Most sore and swollen throats are caused by a viral infection. The most common viruses that result in a sore throat are the common cold virus, influenza virus and mononucleosis. Other less common viruses include measles and chickenpox, notes the Mayo Clinic.
Bacterial infections can also cause sore throats. The most common bacterial infection is strep throat, according to Medline Plus. Other bacterial infections include tonsillitis and diphtheria, which is common in developing nations. Both viruses and bacteria enter through the nose and mouth as a result of airborne pathogens or contact with an infected person. Other causes of sore and swollen throat include allergies, pollution, dry air, tumors and HIV infection.
In the case of a sore and swollen throat caused by bacteria, treatment consists of a series of antibiotics. All of the antibiotics must be taken, even if symptoms go away before the antibiotics are gone.
Viral sore throats cannot be treated by medication. The doctor will recommend rest and plenty of fluids throughout the day. Usually a viral sore throat will resolve itself in approximately 10 days, however, those caused by mononucleosis can last over four weeks, according to the American Academy of Family Physicians.

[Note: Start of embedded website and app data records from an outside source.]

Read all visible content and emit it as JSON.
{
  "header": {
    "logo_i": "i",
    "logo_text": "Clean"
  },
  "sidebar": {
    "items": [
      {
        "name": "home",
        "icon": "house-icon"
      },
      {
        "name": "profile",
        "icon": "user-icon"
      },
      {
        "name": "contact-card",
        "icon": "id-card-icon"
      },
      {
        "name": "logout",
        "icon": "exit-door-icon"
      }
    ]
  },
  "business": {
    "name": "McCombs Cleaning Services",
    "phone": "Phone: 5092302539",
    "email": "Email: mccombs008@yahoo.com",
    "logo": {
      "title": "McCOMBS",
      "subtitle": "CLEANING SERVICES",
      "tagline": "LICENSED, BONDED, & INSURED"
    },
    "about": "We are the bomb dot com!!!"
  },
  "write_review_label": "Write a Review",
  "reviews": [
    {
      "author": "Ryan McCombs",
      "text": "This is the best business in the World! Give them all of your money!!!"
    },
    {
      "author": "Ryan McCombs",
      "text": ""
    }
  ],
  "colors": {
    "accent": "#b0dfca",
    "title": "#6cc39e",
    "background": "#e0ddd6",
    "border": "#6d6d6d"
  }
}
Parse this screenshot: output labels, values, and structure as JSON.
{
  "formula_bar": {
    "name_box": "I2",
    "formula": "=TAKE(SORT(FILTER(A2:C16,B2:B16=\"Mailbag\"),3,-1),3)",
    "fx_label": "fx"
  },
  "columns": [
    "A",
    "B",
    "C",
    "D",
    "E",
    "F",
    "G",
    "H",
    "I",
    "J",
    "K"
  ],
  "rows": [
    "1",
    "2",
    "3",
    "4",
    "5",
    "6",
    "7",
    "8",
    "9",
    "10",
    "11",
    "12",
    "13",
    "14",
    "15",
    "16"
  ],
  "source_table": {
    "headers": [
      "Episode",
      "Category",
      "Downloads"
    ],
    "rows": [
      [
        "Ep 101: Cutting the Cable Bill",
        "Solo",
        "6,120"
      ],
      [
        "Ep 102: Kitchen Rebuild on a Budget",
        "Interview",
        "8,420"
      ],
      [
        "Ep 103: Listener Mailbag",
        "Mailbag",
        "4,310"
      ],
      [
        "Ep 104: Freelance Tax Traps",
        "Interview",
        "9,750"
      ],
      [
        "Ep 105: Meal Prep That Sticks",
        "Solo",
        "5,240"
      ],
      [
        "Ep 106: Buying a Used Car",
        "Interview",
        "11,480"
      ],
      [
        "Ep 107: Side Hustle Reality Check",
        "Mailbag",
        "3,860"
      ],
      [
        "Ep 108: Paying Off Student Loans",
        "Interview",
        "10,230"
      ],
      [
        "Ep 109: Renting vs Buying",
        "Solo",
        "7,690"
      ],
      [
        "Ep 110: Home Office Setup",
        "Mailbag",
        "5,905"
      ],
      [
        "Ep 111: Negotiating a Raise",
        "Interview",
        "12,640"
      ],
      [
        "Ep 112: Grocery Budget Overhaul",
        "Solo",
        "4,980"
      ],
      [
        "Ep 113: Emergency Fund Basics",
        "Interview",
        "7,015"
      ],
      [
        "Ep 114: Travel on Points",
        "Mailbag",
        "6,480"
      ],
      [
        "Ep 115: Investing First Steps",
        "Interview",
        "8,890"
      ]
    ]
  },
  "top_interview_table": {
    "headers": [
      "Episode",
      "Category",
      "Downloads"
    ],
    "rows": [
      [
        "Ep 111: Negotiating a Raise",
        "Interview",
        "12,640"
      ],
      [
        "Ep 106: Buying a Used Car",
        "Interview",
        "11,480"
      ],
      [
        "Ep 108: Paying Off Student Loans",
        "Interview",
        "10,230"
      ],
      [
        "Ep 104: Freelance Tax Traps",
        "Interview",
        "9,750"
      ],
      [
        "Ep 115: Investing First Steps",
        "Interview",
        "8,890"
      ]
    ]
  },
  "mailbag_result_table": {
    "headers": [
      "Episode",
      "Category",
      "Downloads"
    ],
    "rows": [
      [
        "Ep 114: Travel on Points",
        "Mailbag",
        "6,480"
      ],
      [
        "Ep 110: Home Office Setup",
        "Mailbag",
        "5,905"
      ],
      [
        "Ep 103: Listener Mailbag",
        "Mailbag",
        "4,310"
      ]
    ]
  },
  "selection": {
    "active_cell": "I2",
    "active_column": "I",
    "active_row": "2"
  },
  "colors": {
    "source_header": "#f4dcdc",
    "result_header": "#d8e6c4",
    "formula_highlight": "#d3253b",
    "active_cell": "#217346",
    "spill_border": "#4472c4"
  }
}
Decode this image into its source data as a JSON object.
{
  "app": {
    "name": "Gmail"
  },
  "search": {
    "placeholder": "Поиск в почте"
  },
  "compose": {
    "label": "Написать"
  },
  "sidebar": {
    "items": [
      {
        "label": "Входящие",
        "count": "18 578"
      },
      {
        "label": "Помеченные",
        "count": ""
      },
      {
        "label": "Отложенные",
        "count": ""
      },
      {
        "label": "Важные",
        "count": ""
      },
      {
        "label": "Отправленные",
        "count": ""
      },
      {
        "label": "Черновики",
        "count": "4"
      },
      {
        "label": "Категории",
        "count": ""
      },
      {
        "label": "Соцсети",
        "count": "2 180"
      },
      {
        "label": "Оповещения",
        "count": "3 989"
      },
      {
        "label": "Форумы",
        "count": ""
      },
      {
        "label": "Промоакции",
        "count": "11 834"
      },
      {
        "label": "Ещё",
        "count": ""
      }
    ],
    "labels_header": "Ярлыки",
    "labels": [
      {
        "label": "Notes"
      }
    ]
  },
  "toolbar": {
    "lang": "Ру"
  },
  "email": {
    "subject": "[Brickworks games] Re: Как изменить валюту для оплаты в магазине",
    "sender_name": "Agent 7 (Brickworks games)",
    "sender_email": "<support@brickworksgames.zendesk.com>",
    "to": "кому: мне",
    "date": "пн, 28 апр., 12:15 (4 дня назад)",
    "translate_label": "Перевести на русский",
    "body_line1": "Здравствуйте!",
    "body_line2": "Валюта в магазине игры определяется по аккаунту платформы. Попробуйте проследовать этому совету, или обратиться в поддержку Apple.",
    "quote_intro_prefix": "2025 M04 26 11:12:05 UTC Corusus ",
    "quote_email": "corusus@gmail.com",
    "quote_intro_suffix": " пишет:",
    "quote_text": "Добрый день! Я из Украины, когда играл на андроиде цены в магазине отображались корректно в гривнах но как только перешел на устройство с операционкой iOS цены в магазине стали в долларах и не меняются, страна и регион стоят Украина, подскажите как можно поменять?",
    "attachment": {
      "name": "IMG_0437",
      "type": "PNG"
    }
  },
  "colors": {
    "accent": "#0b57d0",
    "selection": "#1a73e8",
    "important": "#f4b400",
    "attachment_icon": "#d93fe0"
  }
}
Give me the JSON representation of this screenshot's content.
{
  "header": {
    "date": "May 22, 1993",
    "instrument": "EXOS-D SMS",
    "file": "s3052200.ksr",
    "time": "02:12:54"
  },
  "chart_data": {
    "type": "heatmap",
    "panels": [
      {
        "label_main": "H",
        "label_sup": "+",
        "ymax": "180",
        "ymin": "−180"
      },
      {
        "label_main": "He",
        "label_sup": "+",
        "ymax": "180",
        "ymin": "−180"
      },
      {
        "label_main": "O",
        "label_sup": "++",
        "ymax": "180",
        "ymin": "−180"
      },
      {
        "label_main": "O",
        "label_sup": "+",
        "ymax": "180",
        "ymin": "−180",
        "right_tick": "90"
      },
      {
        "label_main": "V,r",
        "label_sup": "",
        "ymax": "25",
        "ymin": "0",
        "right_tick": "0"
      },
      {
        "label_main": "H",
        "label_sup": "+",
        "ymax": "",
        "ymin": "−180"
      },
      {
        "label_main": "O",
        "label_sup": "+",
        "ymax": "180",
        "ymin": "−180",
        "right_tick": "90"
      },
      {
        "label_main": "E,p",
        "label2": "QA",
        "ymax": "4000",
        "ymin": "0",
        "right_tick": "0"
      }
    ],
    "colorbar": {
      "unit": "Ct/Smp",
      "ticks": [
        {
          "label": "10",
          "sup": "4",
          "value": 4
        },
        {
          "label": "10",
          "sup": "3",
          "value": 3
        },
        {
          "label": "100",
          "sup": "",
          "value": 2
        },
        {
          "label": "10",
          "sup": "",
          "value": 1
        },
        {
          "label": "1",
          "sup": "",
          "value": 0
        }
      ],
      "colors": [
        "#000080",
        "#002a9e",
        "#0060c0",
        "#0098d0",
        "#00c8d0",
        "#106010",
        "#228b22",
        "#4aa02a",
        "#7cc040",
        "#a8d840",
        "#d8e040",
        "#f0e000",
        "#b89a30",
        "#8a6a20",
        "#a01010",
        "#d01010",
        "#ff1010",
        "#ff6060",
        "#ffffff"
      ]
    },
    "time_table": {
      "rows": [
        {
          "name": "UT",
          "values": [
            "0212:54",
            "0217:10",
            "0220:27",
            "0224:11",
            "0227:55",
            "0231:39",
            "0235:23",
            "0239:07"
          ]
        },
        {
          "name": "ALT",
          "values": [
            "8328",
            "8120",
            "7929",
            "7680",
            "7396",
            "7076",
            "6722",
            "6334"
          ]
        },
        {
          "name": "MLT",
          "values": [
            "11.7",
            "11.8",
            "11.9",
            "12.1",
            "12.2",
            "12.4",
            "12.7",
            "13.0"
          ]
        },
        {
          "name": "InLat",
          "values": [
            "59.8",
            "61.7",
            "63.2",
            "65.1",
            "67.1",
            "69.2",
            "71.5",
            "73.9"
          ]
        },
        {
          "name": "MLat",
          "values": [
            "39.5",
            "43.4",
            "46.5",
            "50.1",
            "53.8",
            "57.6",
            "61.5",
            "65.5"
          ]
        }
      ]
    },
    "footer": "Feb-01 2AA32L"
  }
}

Recommendations to ease the pain and discomfort associated with a sore throat include gargling with warm salt water, sucking on throat lozenges, candy or popsicles, and taking a pain reliever.
The best method of prevention is frequent hand washing. Other prevention methods include not sharing utensils or drinks with others, regular disinfection of items such as telephones and door handles, avoiding contact with people who are sick, staying indoors on days of high pollution and installing a humidifier in your home.
Sore throats are a common occurrence. However, you should contact your doctor immediately if a sore and swollen throat is accompanied by fever of greater than 101 degrees F, pus in the back of the throat, red rash or increased skin redness, extreme difficulty in swallowing, labored breathing or tender, swollen lymph glands.